When you first approach a character, it can be a daunting task as this person may have a completely different view on life, love and relationships. I have personally found that many actors are unable to completely change their point of view to that of the characters’, which results in a performance that is stilted and delivered not based on the character, but based on the actor’s own morals, values and personality.
As an actor, you must learn how to create a unique point of view not from your own perspective, but from that of your character. There are several ways this can be accomplished, and I have outlined the most effective means of reaching this acting level. However, it is important to note that your own approach to entering the world of a character can greatly vary.
Thinking Like the Character
One of the most important steps in achieving a unique point of view based on your character’s perspective is to begin thinking like your character. This is one of my personal favorite ways to accomplish this goal as it allows me to fully explore a different mentality and way of life without consequences.
Select a scene from the script – preferably one that showcases the broad emotional range of the character.

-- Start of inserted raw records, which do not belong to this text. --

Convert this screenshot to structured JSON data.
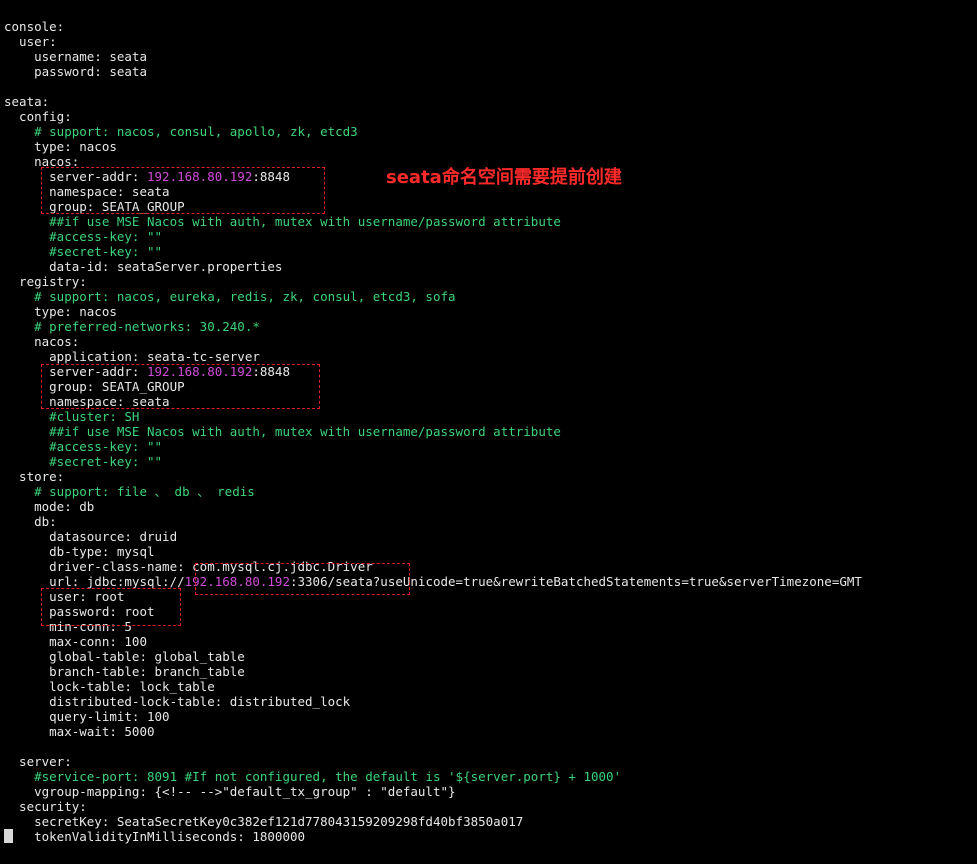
{
  "annotation": "seata命名空间需要提前创建",
  "lines": [
    [
      {
        "t": "console:"
      }
    ],
    [
      {
        "t": "  user:"
      }
    ],
    [
      {
        "t": "    username: seata"
      }
    ],
    [
      {
        "t": "    password: seata"
      }
    ],
    [
      {
        "t": ""
      }
    ],
    [
      {
        "t": "seata:"
      }
    ],
    [
      {
        "t": "  config:"
      }
    ],
    [
      {
        "t": "    # support: nacos, consul, apollo, zk, etcd3",
        "c": "c"
      }
    ],
    [
      {
        "t": "    type: nacos"
      }
    ],
    [
      {
        "t": "    nacos:"
      }
    ],
    [
      {
        "t": "      server-addr: "
      },
      {
        "t": "192.168.80.192",
        "c": "ip"
      },
      {
        "t": ":8848"
      }
    ],
    [
      {
        "t": "      namespace: seata"
      }
    ],
    [
      {
        "t": "      group: SEATA_GROUP"
      }
    ],
    [
      {
        "t": "      ##if use MSE Nacos with auth, mutex with username/password attribute",
        "c": "c"
      }
    ],
    [
      {
        "t": "      #access-key: \"\"",
        "c": "c"
      }
    ],
    [
      {
        "t": "      #secret-key: \"\"",
        "c": "c"
      }
    ],
    [
      {
        "t": "      data-id: seataServer.properties"
      }
    ],
    [
      {
        "t": "  registry:"
      }
    ],
    [
      {
        "t": "    # support: nacos, eureka, redis, zk, consul, etcd3, sofa",
        "c": "c"
      }
    ],
    [
      {
        "t": "    type: nacos"
      }
    ],
    [
      {
        "t": "    # preferred-networks: 30.240.*",
        "c": "c"
      }
    ],
    [
      {
        "t": "    nacos:"
      }
    ],
    [
      {
        "t": "      application: seata-tc-server"
      }
    ],
    [
      {
        "t": "      server-addr: "
      },
      {
        "t": "192.168.80.192",
        "c": "ip"
      },
      {
        "t": ":8848"
      }
    ],
    [
      {
        "t": "      group: SEATA_GROUP"
      }
    ],
    [
      {
        "t": "      namespace: seata"
      }
    ],
    [
      {
        "t": "      #cluster: SH",
        "c": "c"
      }
    ],
    [
      {
        "t": "      ##if use MSE Nacos with auth, mutex with username/password attribute",
        "c": "c"
      }
    ],
    [
      {
        "t": "      #access-key: \"\"",
        "c": "c"
      }
    ],
    [
      {
        "t": "      #secret-key: \"\"",
        "c": "c"
      }
    ],
    [
      {
        "t": "  store:"
      }
    ],
    [
      {
        "t": "    # support: file 、 db 、 redis",
        "c": "c"
      }
    ],
    [
      {
        "t": "    mode: db"
      }
    ],
    [
      {
        "t": "    db:"
      }
    ],
    [
      {
        "t": "      datasource: druid"
      }
    ],
    [
      {
        "t": "      db-type: mysql"
      }
    ],
    [
      {
        "t": "      driver-class-name: com.mysql.cj.jdbc.Driver"
      }
    ],
    [
      {
        "t": "      url: jdbc:mysql://"
      },
      {
        "t": "192.168.80.192",
        "c": "ip"
      },
      {
        "t": ":3306/seata?useUnicode=true&rewriteBatchedStatements=true&serverTimezone=GMT"
      }
    ],
    [
      {
        "t": "      user: root"
      }
    ],
    [
      {
        "t": "      password: root"
      }
    ],
    [
      {
        "t": "      min-conn: 5"
      }
    ],
    [
      {
        "t": "      max-conn: 100"
      }
    ],
    [
      {
        "t": "      global-table: global_table"
      }
    ],
    [
      {
        "t": "      branch-table: branch_table"
      }
    ],
    [
      {
        "t": "      lock-table: lock_table"
      }
    ],
    [
      {
        "t": "      distributed-lock-table: distributed_lock"
      }
    ],
    [
      {
        "t": "      query-limit: 100"
      }
    ],
    [
      {
        "t": "      max-wait: 5000"
      }
    ],
    [
      {
        "t": ""
      }
    ],
    [
      {
        "t": "  server:"
      }
    ],
    [
      {
        "t": "    #service-port: 8091 #If not configured, the default is '${server.port} + 1000'",
        "c": "c"
      }
    ],
    [
      {
        "t": "    vgroup-mapping: {<!-- -->\"default_tx_group\" : \"default\"}"
      }
    ],
    [
      {
        "t": "  security:"
      }
    ],
    [
      {
        "t": "    secretKey: SeataSecretKey0c382ef121d778043159209298fd40bf3850a017"
      }
    ],
    [
      {
        "t": "    tokenValidityInMilliseconds: 1800000"
      }
    ]
  ]
}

After fully reading and memorizing this scene, write down the internal thoughts of the character onto a notepad during the scene; be as detailed as you desire.
Next, create several everyday scenarios your character would go through. This may include riding a subway, going into a fast food restaurant, walking throughout the city or sitting in a library. At the top of a page, write the scenario and give a brief description of who is in his immediate surroundings.
Now comes the fun part – write down the internal thoughts of your character within this scenario. Since this scenario is outside the limits of the script, it gives you an opportunity to humanize and explore how your character reacts to those around him, what mundane thoughts cross his mind and how he views those around him.
It is important to only perform this form of character analysis after you have performed a full-fledge character biography and development. The reason for this: you must fully understand your character before you can begin making internal, off-script, thoughts from him.